Citing PatentFiling datePublication dateApplicantTitle
US5280802 *Nov 16, 1992Jan 25, 1994Comuzie Jr Franklin JGas appliance detection apparatus
US5844492 *Oct 2, 1997Dec 1, 1998Buffin, Sr.; John J.Water leakage detection and gas shut-off device
US5954045 *May 26, 1998Sep 21, 1999Bhanot; Raman R.Gas appliance safety shut-off system
US6552647Jul 1, 1999Apr 22, 2003Ricky H. ThiessenBuilding environment monitor and control system

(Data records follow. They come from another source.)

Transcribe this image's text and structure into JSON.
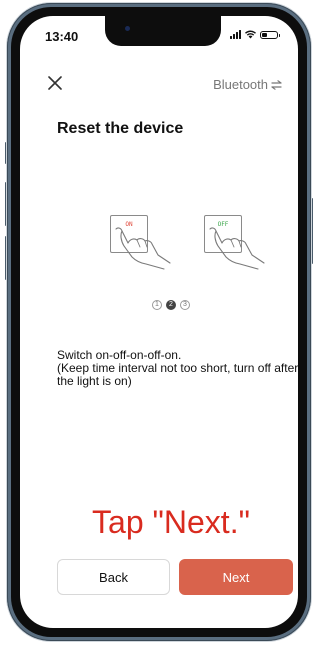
{
  "status_bar": {
    "time": "13:40"
  },
  "header": {
    "close_icon": "close-icon",
    "mode_label": "Bluetooth",
    "mode_icon": "swap-arrows-icon"
  },
  "page_title": "Reset the device",
  "illustrations": [
    {
      "switch_label": "ON",
      "icon": "finger-press-switch-icon"
    },
    {
      "switch_label": "OFF",
      "icon": "finger-press-switch-icon"
    }
  ],
  "pager": {
    "pages": [
      "1",
      "2",
      "3"
    ],
    "current": 2
  },
  "instruction": {
    "line1": "Switch on-off-on-off-on.",
    "line2": "(Keep time interval not too short, turn off after the light is on)"
  },
  "overlay_hint": "Tap \"Next.\"",
  "buttons": {
    "back": "Back",
    "next": "Next"
  },
  "colors": {
    "accent": "#d9634c",
    "hint": "#d92b1f",
    "switch_on": "#e0473a",
    "switch_off": "#3aa64a"
  }
}
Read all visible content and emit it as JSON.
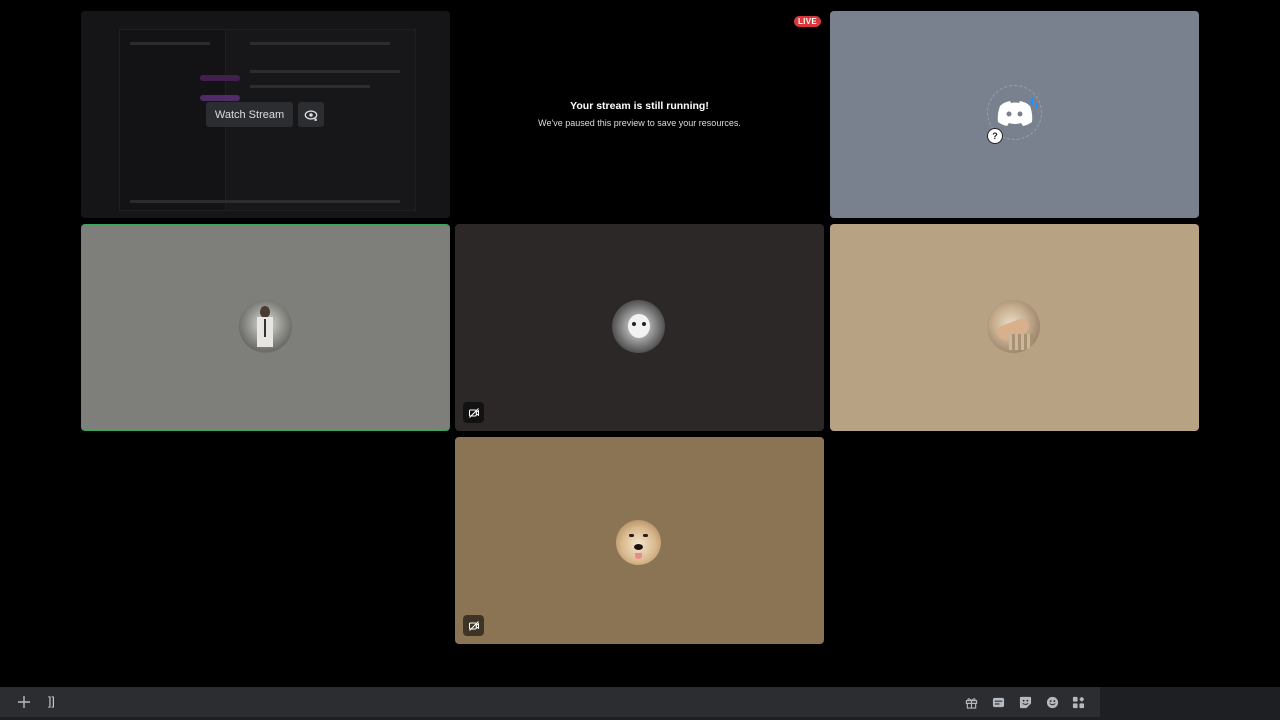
{
  "stream_tile": {
    "watch_label": "Watch Stream",
    "popout_icon": "popout-eye-icon"
  },
  "preview_notice": {
    "live_badge": "LIVE",
    "title": "Your stream is still running!",
    "subtitle": "We've paused this preview to save your resources."
  },
  "participants": [
    {
      "avatar": "discord-logo-avatar",
      "bg": "#79818f",
      "speaking": false,
      "video_off": false
    },
    {
      "avatar": "person-photo-avatar",
      "bg": "#7e7e7a",
      "speaking": true,
      "video_off": false
    },
    {
      "avatar": "cat-photo-avatar",
      "bg": "#2c2828",
      "speaking": false,
      "video_off": true
    },
    {
      "avatar": "hand-photo-avatar",
      "bg": "#b7a283",
      "speaking": false,
      "video_off": false
    },
    {
      "avatar": "dog-photo-avatar",
      "bg": "#8b7453",
      "speaking": false,
      "video_off": true
    }
  ],
  "chat_bar": {
    "typed_text": "]]",
    "icons": [
      "gift-icon",
      "gif-icon",
      "sticker-icon",
      "emoji-icon",
      "apps-icon"
    ]
  },
  "colors": {
    "live_red": "#da373c",
    "speaking_green": "#3ba55c"
  }
}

US6648627Sep 9, 2002Nov 18, 2003SourdillonGas appliance with a burner in the lower part, equipped with safety means, and resulting water heater
US7032542 *Jun 8, 2004Apr 25, 2006Emerson Electric Co.Apparatus and methods for controlling a water heater
EP1291580A1 *Aug 28, 2002Mar 12, 2003SourdillonGas appliance with a burner in the lower part and with security means, and its use as a water heater
Classifications
U.S. Classification137/1, 122/507, 137/78.5, 137/66, 137/65
International ClassificationF23N5/24, F24H9/20, F23N5/10
Cooperative ClassificationF23N2031/18, F23N5/24, F23N5/107, F23N2031/14, F24H9/2035
European ClassificationF23N5/10F, F24H9/20A3
Legal Events
DateCodeEventDescription
May 11, 1999FPExpired due to failure to pay maintenance fee
Effective date: 19990226
Feb 28, 1999LAPSLapse for failure to pay maintenance fees
Sep 22, 1998REMIMaintenance fee reminder mailed
Feb 24, 1995SULPSurcharge for late payment
Feb 24, 1995FPAYFee payment
Year of fee payment: 4
Oct 4, 1994REMIMaintenance fee reminder mailed
Sep 9, 1991ASAssignment
Owner name: SAVVY FRONTIERS PATENT TRUST
Free format text: ASSIGNMENT OF ASSIGNORS INTEREST.;ASSIGNOR:WEBER, HAROLD J.;REEL/FRAME:005826/0644
Effective date: 19910905